You can pick out quite a few potential trouble spots for the Toronto Maple Leafs, even just on the basis of six preseason games.
The recent run of injuries, and the daily Tim Connolly Health Watch™, raise one potential issue – even if that's something that can affect any team, at any time.
An ugly sophomore slump from James Reimer may be another.
What doesn't appear to be a problem, however, will be the effort level from the Leafs best line of a year ago, as Mikhail Grabovski and Co. have been their regular old selves in training camp as preseason winds down.
Ron Wilson even remarked the other day how the team's new assistant coaches were pretty impressed with the three – and their centre, in particular.
"I've gotten kind of used to him," Wilson said of Grabovski. "Then you have two new coaches come in, they haven't seen him play much, and they're like 'ooo, this guy's a really good hockey player.' And the kind of player that coaches appreciate because he's got detail in his game."
Some of those details aren't always readily apparent from simply watching their games.

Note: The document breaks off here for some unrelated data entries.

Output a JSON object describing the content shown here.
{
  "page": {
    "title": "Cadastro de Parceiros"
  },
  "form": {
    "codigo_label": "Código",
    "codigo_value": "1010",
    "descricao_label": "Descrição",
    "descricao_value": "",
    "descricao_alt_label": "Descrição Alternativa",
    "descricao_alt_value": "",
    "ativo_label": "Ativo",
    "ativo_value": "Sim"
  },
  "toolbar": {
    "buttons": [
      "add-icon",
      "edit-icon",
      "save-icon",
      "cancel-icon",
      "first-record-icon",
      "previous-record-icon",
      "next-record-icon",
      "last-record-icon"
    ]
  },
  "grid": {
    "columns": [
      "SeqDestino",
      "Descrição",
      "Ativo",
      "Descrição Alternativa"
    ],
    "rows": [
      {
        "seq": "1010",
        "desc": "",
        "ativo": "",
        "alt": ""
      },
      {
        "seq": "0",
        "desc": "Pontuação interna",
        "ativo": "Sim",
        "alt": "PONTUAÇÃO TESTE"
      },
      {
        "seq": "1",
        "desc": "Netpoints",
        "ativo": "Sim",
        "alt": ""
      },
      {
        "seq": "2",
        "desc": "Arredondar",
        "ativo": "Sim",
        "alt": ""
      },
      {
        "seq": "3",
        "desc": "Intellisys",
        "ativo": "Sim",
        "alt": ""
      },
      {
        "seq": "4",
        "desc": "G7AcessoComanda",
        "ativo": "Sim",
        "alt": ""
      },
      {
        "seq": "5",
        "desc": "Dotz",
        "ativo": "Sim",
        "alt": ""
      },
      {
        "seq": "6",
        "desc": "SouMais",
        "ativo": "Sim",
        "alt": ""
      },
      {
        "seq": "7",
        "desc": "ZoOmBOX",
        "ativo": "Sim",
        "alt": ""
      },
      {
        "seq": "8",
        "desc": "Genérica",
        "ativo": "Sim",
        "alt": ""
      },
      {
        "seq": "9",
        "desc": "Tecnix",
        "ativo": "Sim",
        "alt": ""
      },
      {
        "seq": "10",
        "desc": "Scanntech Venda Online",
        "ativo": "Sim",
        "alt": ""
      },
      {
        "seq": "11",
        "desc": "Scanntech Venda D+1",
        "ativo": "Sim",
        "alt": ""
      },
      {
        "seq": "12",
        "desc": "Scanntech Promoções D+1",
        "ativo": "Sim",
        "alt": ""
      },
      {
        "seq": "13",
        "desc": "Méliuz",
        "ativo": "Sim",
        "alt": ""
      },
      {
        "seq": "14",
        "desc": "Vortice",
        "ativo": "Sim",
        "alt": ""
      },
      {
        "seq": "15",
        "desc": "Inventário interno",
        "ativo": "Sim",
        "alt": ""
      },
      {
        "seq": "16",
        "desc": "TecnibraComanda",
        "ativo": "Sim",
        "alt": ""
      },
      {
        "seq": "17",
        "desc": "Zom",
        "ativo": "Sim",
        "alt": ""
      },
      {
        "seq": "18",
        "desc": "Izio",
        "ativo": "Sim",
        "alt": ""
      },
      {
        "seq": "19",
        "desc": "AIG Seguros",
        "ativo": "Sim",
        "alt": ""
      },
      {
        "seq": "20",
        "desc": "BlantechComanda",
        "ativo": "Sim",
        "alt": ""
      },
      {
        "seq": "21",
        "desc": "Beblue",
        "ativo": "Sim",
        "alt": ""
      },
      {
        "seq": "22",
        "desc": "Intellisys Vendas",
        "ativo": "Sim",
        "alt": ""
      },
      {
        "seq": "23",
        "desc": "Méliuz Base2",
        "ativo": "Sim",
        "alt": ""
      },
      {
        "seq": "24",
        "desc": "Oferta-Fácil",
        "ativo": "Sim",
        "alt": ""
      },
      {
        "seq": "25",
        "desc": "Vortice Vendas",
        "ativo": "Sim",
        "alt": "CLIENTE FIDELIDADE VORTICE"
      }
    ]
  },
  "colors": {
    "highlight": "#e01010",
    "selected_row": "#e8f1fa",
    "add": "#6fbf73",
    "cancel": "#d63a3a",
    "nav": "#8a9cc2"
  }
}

One aspect of his game that Grabovski and his linemates all have is a terrific "after hours" work ethic, as they watch more video than anyone else on the team and often do so together.
Grabovski and Nikolai Kulemin are also often on the coaches' whiteboard on the ice during practice, drawing up plays or talking with a coach about what this or that system means. (The new clog-the-neutral-zone penalty kill has offered some of those opportunities already.)
Scott Gordon, one of Wilson's new assistants, noted this week he hasn't really seen that sort of connection before in NHL linemates.
"As I'm learning here, both [Kulemin]and Grabo, they're students of the game," Gordon said. "They constantly work on their game. Trying to understand it.
"Ron put it best to me, with Grabo, he doesn't just want to be told, he wants to understand what the reasoning is. Some guys don't think twice about it, they just go and do it. But both those guys, they want to get better and want to understand why we do what we do.
"I don't think you'll find three players, as a line, that'll talk more about their shifts ... That's something they do very well. They get together and understand where each guy's coming from. I think lines talk in general but to actual sit down and watch video? And go into a corner and have lengthy discussions about it? That's the exception to the rule."
Their teammates all pick up on that unique connection, too. The Connolly line has been asked plenty during camp about generating chemistry together, and Joffrey Lupul commented that maybe they should take after the Grabovski line and hold video sessions together.
"If we have to do that, I'm all for it," he said.
It may have been a preseason game, against the rebuilding Ottawa Senators, but Tuesday's win spurred a lot of talk about these three this week in Toronto. Grabovski looked like a man possessed, with a goal and two assists, which is an odd state of mind for a veteran player in a meaningless exhibition game.
Why he felt as though he had to return to the game after taking a big bump from Chris Neil, we'll never know, but he earned kudos from Wilson afterwards when he named him his team's "toughest player."
All that said, anytime you bring up these three as being the Leafs first line, there are definitely eye rolls across the country. Few believe they're worthy of the designation or can repeat their 80-goal performance of a year ago, one that put them ahead of some pretty solid team's top three forwards.
(As I wrote earlier, the Leafs top four forwards actually scored a remarkable number of goals compared the top teams in the Eastern Conference, and that's a group that includes all three of Grabovski, Kulemin and MacArthur.)
"Question: Is Grabovski's line a first line in the NHL?" Sportsnet's Mark Spector asked on Twitter recently. "Or just a first line on a non-playoff team?"
The answer to the first question at this point is a definite "yes," if only because they've been the Leafs best line since the 2010 training camp started a year ago.
The second question?
Well, that depends. Can all three repeat career years? Can all three stay healthy? Will Wilson keep them together if other lines struggle?
And, most of all, can the Leafs overcome all those "trouble spots" mentioned earlier that will help get out of the "non-playoff team" designation?
That goes beyond Grabovski, Kulemin and MacArthur, obviously, but they're going to be a huge part of whatever success the Leafs have. They scored nearly 40 per cent of Toronto's goals a year ago and may have to again, especially given Wilson has said he could shift to them as his top power play unit.
Other teams will also key in on them more, just as they did late last season with their top checkers.
But their effectiveness goes beyond simply goal production, as Grabovski and Kulemin will likely be key penalty killers, and in some of the advanced stats mentioned here, all three were among the league leaders a year ago.
Add all that up, and the reality is that, while Dion Phaneuf and Phil Kessel get much of the media attention, Grabovski and Kulemin are this team's top players. And MacArthur's not that far behind.
Along with James Reimer, they need as big a follow-up year as anyone on this team in order for the Leafs to surprise and sneak into eighth place.
If they fall flat, this team will, too.